For everything you decide to add to your document, ask yourself, 'Does the reader need to know this?', 'Is this information that matters?'. In addition, as mentioned previously, ask the reader! What do they want to know from the plan? Don't fall into the trap of including something because that's what's always been done.
If you can't fit something in, think if you can add a link to an external document or resource which will provide that information, such as :
- Test management tool
- Test charters
- Design documents
- Risk register
- List of assumptions
- Gantt chart showing timelines / resourcing
- Links to research / prototypes
- UAT documentation
- Infrastructure documentation
- Related test plans for specific types of testing, for example Performance and Security
Make It Easy To Read
Knowing who the audience will be and what they will use a test plan for will help you ascertain what the most high priority things are to include. Different people will use the plan in different ways.
- The Test Team or Test Manager - they might use it as a starting point for creating test charters, to work out what environments to create, and where to allocate resources.
- Wider business - the plan may feed into other departments like Marketing, who might use schedules to coordinate a new campaign. It could be used by Customer Support or your DevOps team to help prepare for the release.
- Upper management - they might not want the granularity of a list of all the tests which will be performed. An overview of what will be done, an idea of what the risks are and when testing is planned to start and finish may help them see whether development is on track with their product roadmap.
- Regulatory body - they will want to know your testing complies with certain standards or legislation.
- Customer(s) or client(s) - You might be required to communicate the test plan as part of a contractual agreement.
When communicating with customer(s) or client(s), you may want to generalise more or simplify technical language used if they don't understand technical terms. Address any concerns they might have about testing with the documentation. Including context or even contact information might be necessary so the customer(s) or client(s) have the means of getting more information or clarification directly from the source.
Be aware that the customer(s) or client(s) might not have access to internal tools or documentation. This could limit how much you can link to the test plan document. Obtaining special permission for read-only access or providing links to external facing documents might be necessary for external customers.
Sources / References
- Software Testing Club - The Two Page Test Plan
- Developsense - What should a test plan contain
- Ministry of Testing - Planning Testing Mindmap
- Google Testing Blog - The 10 Minute Test Plan
- Usability Focus - Usability Test Plan Dashboard
- Agile Testing - Lisa Crispin and Janet Gregory
- Theory behind Mind Maps
About Claire Reckless

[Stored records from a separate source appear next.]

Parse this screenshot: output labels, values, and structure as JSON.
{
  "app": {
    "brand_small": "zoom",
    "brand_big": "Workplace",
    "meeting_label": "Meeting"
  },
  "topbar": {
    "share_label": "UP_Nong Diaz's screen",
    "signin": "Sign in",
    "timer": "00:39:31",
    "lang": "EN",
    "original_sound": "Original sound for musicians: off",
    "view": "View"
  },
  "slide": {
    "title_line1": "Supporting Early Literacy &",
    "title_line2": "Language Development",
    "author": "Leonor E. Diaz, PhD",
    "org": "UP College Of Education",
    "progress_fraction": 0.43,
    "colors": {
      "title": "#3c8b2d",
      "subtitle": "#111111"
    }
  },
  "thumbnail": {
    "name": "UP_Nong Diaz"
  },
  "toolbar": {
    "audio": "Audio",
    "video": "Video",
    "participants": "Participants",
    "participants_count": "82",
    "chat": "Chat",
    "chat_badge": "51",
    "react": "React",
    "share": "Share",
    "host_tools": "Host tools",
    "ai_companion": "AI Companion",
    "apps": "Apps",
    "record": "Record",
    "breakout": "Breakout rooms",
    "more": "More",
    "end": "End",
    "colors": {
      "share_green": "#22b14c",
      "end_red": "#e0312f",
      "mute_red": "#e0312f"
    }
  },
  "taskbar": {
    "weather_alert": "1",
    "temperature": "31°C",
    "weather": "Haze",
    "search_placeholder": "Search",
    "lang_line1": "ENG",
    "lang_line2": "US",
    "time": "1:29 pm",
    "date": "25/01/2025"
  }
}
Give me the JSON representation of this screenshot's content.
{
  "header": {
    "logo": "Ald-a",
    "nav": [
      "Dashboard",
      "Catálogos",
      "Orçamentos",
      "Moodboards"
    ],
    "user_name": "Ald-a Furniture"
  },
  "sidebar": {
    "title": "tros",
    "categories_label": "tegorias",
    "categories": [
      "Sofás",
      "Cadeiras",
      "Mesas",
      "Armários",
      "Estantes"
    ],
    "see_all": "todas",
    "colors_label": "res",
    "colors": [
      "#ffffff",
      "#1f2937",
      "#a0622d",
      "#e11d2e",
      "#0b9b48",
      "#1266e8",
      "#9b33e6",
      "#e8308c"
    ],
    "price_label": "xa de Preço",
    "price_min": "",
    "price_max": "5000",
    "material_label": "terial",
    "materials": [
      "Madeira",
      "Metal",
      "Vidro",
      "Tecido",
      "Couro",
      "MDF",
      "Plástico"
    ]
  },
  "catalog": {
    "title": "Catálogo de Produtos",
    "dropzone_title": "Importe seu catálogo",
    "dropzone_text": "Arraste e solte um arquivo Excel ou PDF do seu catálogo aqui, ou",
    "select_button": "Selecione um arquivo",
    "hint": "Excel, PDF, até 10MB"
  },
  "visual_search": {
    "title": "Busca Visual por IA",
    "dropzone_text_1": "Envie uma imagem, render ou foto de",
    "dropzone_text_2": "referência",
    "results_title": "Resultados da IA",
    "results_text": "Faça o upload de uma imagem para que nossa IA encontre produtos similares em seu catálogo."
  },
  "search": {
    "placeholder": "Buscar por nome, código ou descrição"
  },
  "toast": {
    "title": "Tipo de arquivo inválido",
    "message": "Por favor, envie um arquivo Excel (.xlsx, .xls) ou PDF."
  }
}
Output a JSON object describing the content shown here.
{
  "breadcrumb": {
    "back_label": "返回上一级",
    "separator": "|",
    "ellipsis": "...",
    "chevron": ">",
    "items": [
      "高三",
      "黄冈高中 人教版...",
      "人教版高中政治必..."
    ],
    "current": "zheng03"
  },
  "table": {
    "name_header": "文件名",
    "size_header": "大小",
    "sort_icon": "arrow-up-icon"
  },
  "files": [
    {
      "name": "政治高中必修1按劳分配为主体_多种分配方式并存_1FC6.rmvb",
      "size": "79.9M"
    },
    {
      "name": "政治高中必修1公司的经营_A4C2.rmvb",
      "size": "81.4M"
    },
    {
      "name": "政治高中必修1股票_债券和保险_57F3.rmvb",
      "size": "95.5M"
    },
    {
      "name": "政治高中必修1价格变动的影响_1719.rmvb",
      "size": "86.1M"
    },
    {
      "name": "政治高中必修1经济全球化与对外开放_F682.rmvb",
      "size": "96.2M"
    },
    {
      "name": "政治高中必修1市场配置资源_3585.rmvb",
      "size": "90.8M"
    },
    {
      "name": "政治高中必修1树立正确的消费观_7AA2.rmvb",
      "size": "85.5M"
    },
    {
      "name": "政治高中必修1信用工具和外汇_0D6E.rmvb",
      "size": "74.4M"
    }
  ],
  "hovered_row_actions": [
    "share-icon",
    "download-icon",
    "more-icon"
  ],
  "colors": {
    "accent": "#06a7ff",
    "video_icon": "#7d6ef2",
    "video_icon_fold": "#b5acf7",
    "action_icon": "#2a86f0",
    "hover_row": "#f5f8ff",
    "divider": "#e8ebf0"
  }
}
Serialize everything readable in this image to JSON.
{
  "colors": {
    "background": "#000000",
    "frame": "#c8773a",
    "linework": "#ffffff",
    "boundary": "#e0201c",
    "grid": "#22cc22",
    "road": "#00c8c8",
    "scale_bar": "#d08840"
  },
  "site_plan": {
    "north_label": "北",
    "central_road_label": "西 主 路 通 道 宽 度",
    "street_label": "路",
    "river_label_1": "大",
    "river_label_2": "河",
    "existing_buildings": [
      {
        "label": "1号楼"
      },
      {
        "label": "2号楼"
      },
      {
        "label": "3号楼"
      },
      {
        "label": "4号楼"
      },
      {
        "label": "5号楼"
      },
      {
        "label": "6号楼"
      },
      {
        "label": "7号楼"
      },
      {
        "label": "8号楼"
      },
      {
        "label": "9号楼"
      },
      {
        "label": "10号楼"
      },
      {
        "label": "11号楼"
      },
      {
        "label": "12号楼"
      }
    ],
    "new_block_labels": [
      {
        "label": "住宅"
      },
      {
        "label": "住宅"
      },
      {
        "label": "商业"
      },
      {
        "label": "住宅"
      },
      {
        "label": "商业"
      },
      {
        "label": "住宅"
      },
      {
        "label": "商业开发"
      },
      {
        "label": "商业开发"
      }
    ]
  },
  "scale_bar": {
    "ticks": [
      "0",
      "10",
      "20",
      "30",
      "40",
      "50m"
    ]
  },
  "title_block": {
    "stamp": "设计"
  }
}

Claire Reckless is a tester at Avecto, working on endpoint security software. Her passion is in helping people learn how to become better testers. Her domain expertise also includes financial and ERP software. Claire lives in Manchester, with her husband Rob, their cat, and dog. She also enjoys running as time allows. You can find Claire on her Twitter.